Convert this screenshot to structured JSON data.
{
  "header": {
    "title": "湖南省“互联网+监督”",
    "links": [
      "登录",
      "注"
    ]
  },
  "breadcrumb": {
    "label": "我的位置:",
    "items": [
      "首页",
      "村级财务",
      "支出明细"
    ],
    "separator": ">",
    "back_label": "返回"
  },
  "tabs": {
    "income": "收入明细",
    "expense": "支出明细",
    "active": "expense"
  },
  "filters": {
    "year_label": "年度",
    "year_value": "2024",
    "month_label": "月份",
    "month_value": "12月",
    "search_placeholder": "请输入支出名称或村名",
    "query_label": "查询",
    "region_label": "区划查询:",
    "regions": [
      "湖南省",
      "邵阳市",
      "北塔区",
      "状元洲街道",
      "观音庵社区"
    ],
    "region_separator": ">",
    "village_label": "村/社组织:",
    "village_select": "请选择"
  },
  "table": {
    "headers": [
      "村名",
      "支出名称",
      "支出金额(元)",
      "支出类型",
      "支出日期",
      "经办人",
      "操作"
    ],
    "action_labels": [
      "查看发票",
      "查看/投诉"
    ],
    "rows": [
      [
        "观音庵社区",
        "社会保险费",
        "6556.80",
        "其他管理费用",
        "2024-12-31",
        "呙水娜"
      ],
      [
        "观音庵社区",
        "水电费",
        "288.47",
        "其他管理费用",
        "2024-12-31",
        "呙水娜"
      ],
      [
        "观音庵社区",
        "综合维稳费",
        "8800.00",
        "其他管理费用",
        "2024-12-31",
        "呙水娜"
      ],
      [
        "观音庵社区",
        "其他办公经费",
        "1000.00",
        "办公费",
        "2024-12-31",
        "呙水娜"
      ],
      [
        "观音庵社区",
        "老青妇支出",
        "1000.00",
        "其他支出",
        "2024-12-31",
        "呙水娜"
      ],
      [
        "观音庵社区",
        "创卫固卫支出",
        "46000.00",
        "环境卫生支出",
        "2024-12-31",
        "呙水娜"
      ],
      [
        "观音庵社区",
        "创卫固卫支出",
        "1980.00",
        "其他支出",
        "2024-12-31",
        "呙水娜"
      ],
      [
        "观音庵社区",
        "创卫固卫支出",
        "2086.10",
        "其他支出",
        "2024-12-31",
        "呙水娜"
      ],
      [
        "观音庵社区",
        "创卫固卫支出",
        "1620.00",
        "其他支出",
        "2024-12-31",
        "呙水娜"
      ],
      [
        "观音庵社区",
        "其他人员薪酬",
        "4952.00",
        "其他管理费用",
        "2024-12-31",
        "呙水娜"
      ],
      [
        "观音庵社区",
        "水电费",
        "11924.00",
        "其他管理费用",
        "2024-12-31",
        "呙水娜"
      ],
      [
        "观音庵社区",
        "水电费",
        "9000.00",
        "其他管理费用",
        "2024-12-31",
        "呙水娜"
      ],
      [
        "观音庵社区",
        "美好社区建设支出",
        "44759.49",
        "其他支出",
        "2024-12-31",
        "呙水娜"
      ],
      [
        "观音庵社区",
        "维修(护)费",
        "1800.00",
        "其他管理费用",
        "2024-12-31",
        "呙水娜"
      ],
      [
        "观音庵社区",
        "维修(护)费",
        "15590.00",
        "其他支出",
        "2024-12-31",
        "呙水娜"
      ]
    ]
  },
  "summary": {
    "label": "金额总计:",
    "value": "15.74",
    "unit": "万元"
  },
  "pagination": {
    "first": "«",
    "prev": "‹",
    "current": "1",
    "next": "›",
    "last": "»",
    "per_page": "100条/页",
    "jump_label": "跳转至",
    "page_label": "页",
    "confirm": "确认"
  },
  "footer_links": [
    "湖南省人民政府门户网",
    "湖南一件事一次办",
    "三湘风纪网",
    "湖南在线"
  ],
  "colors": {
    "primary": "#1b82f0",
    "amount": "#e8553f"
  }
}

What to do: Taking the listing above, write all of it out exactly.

Answer for this exercise:
Convert this screenshot to structured JSON data.
{
  "header": {
    "title": "湖南省“互联网+监督”",
    "links": [
      "登录",
      "注"
    ]
  },
  "breadcrumb": {
    "label": "我的位置:",
    "items": [
      "首页",
      "村级财务",
      "支出明细"
    ],
    "separator": ">",
    "back_label": "返回"
  },
  "tabs": {
    "income": "收入明细",
    "expense": "支出明细",
    "active": "expense"
  },
  "filters": {
    "year_label": "年度",
    "year_value": "2024",
    "month_label": "月份",
    "month_value": "12月",
    "search_placeholder": "请输入支出名称或村名",
    "query_label": "查询",
    "region_label": "区划查询:",
    "regions": [
      "湖南省",
      "邵阳市",
      "北塔区",
      "状元洲街道",
      "观音庵社区"
    ],
    "region_separator": ">",
    "village_label": "村/社组织:",
    "village_select": "请选择"
  },
  "table": {
    "headers": [
      "村名",
      "支出名称",
      "支出金额(元)",
      "支出类型",
      "支出日期",
      "经办人",
      "操作"
    ],
    "action_labels": [
      "查看发票",
      "查看/投诉"
    ],
    "rows": [
      [
        "观音庵社区",
        "社会保险费",
        "6556.80",
        "其他管理费用",
        "2024-12-31",
        "呙水娜"
      ],
      [
        "观音庵社区",
        "水电费",
        "288.47",
        "其他管理费用",
        "2024-12-31",
        "呙水娜"
      ],
      [
        "观音庵社区",
        "综合维稳费",
        "8800.00",
        "其他管理费用",
        "2024-12-31",
        "呙水娜"
      ],
      [
        "观音庵社区",
        "其他办公经费",
        "1000.00",
        "办公费",
        "2024-12-31",
        "呙水娜"
      ],
      [
        "观音庵社区",
        "老青妇支出",
        "1000.00",
        "其他支出",
        "2024-12-31",
        "呙水娜"
      ],
      [
        "观音庵社区",
        "创卫固卫支出",
        "46000.00",
        "环境卫生支出",
        "2024-12-31",
        "呙水娜"
      ],
      [
        "观音庵社区",
        "创卫固卫支出",
        "1980.00",
        "其他支出",
        "2024-12-31",
        "呙水娜"
      ],
      [
        "观音庵社区",
        "创卫固卫支出",
        "2086.10",
        "其他支出",
        "2024-12-31",
        "呙水娜"
      ],
      [
        "观音庵社区",
        "创卫固卫支出",
        "1620.00",
        "其他支出",
        "2024-12-31",
        "呙水娜"
      ],
      [
        "观音庵社区",
        "其他人员薪酬",
        "4952.00",
        "其他管理费用",
        "2024-12-31",
        "呙水娜"
      ],
      [
        "观音庵社区",
        "水电费",
        "11924.00",
        "其他管理费用",
        "2024-12-31",
        "呙水娜"
      ],
      [
        "观音庵社区",
        "水电费",
        "9000.00",
        "其他管理费用",
        "2024-12-31",
        "呙水娜"
      ],
      [
        "观音庵社区",
        "美好社区建设支出",
        "44759.49",
        "其他支出",
        "2024-12-31",
        "呙水娜"
      ],
      [
        "观音庵社区",
        "维修(护)费",
        "1800.00",
        "其他管理费用",
        "2024-12-31",
        "呙水娜"
      ],
      [
        "观音庵社区",
        "维修(护)费",
        "15590.00",
        "其他支出",
        "2024-12-31",
        "呙水娜"
      ]
    ]
  },
  "summary": {
    "label": "金额总计:",
    "value": "15.74",
    "unit": "万元"
  },
  "pagination": {
    "first": "«",
    "prev": "‹",
    "current": "1",
    "next": "›",
    "last": "»",
    "per_page": "100条/页",
    "jump_label": "跳转至",
    "page_label": "页",
    "confirm": "确认"
  },
  "footer_links": [
    "湖南省人民政府门户网",
    "湖南一件事一次办",
    "三湘风纪网",
    "湖南在线"
  ],
  "colors": {
    "primary": "#1b82f0",
    "amount": "#e8553f"
  }
}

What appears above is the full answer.